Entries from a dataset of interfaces
= Beginning of Section =

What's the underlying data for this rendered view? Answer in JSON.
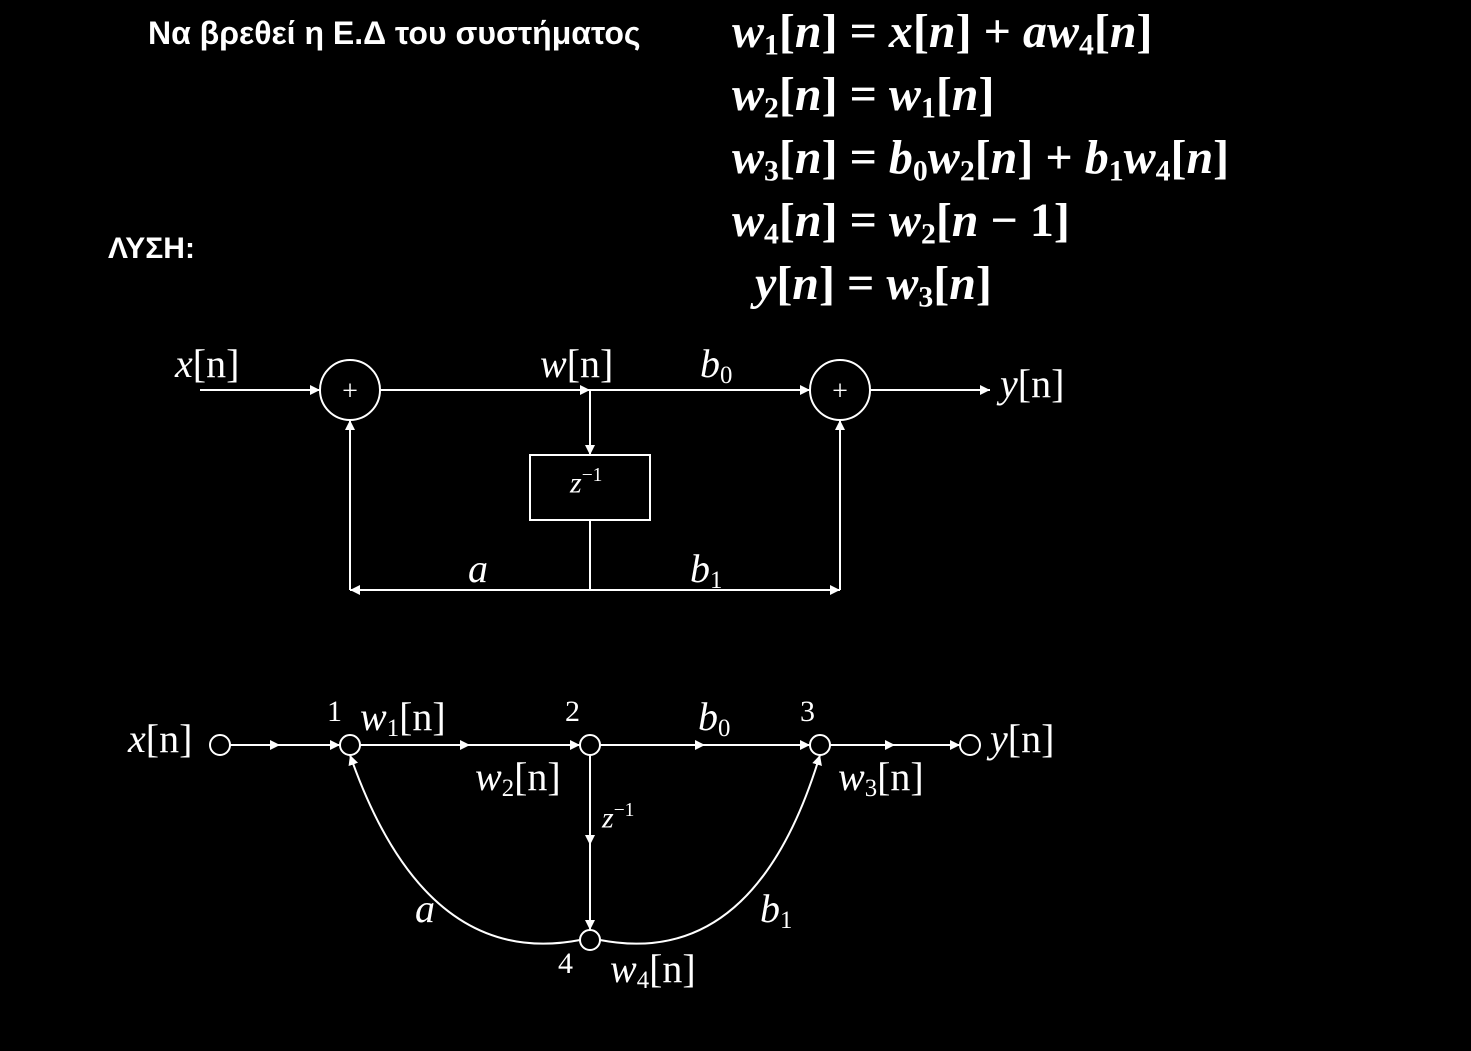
{
  "prompt": "Να βρεθεί η Ε.Δ του συστήματος",
  "solution_label": "ΛΥΣΗ:",
  "equations": {
    "eq1": "w₁[n] = x[n] + aw₄[n]",
    "eq2": "w₂[n] = w₁[n]",
    "eq3": "w₃[n] = b₀w₂[n] + b₁w₄[n]",
    "eq4": "w₄[n] = w₂[n − 1]",
    "eq5": "y[n] = w₃[n]"
  },
  "block_diagram": {
    "input_label": "x[n]",
    "sum1_label": "+",
    "mid_label": "w[n]",
    "gain_b0": "b₀",
    "sum2_label": "+",
    "output_label": "y[n]",
    "delay_label": "z⁻¹",
    "gain_a": "a",
    "gain_b1": "b₁"
  },
  "sfg": {
    "input_label": "x[n]",
    "output_label": "y[n]",
    "node1_num": "1",
    "node2_num": "2",
    "node3_num": "3",
    "node4_num": "4",
    "w1": "w₁[n]",
    "w2": "w₂[n]",
    "w3": "w₃[n]",
    "w4": "w₄[n]",
    "gain_b0": "b₀",
    "gain_a": "a",
    "gain_b1": "b₁",
    "delay_label": "z⁻¹"
  }
}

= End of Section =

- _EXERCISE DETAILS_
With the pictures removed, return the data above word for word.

- _SOLUTION BELOW_
What's the underlying data for this rendered view? Answer in JSON.
{
  "prompt": "Να βρεθεί η Ε.Δ του συστήματος",
  "solution_label": "ΛΥΣΗ:",
  "equations": {
    "eq1": "w₁[n] = x[n] + aw₄[n]",
    "eq2": "w₂[n] = w₁[n]",
    "eq3": "w₃[n] = b₀w₂[n] + b₁w₄[n]",
    "eq4": "w₄[n] = w₂[n − 1]",
    "eq5": "y[n] = w₃[n]"
  },
  "block_diagram": {
    "input_label": "x[n]",
    "sum1_label": "+",
    "mid_label": "w[n]",
    "gain_b0": "b₀",
    "sum2_label": "+",
    "output_label": "y[n]",
    "delay_label": "z⁻¹",
    "gain_a": "a",
    "gain_b1": "b₁"
  },
  "sfg": {
    "input_label": "x[n]",
    "output_label": "y[n]",
    "node1_num": "1",
    "node2_num": "2",
    "node3_num": "3",
    "node4_num": "4",
    "w1": "w₁[n]",
    "w2": "w₂[n]",
    "w3": "w₃[n]",
    "w4": "w₄[n]",
    "gain_b0": "b₀",
    "gain_a": "a",
    "gain_b1": "b₁",
    "delay_label": "z⁻¹"
  }
}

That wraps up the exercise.